[Records excerpted from a collection]
___

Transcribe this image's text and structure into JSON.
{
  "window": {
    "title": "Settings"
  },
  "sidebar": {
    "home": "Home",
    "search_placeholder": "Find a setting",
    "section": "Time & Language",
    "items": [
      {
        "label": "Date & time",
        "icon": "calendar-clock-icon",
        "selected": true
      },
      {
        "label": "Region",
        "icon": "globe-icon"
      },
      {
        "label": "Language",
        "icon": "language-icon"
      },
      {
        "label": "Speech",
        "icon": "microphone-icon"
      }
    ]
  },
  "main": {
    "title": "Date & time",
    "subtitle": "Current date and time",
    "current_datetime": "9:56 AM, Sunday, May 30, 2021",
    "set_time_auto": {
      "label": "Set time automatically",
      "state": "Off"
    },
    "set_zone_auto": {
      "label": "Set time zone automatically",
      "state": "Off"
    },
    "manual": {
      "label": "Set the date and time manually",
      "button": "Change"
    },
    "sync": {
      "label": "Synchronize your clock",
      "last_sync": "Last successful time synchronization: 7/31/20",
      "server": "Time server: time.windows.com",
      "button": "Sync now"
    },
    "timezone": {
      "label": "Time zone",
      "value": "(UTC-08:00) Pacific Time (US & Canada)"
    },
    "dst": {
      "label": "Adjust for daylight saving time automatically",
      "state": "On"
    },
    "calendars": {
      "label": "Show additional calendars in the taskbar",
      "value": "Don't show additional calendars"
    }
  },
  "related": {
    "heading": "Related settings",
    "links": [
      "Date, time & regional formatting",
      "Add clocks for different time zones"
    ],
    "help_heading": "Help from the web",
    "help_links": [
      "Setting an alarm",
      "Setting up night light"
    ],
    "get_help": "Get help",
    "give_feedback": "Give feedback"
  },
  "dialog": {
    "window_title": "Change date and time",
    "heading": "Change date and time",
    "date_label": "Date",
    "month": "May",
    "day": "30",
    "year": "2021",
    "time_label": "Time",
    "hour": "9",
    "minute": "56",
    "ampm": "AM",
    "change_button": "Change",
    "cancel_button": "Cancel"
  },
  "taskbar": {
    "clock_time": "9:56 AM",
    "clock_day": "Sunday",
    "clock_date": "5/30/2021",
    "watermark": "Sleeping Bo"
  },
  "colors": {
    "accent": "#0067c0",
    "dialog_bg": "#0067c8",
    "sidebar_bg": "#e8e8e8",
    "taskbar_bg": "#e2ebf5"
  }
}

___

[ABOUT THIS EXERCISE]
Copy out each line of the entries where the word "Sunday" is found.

[REPLY TO THE EXERCISE]
    "current_datetime": "9:56 AM, Sunday, May 30, 2021",
    "clock_day": "Sunday",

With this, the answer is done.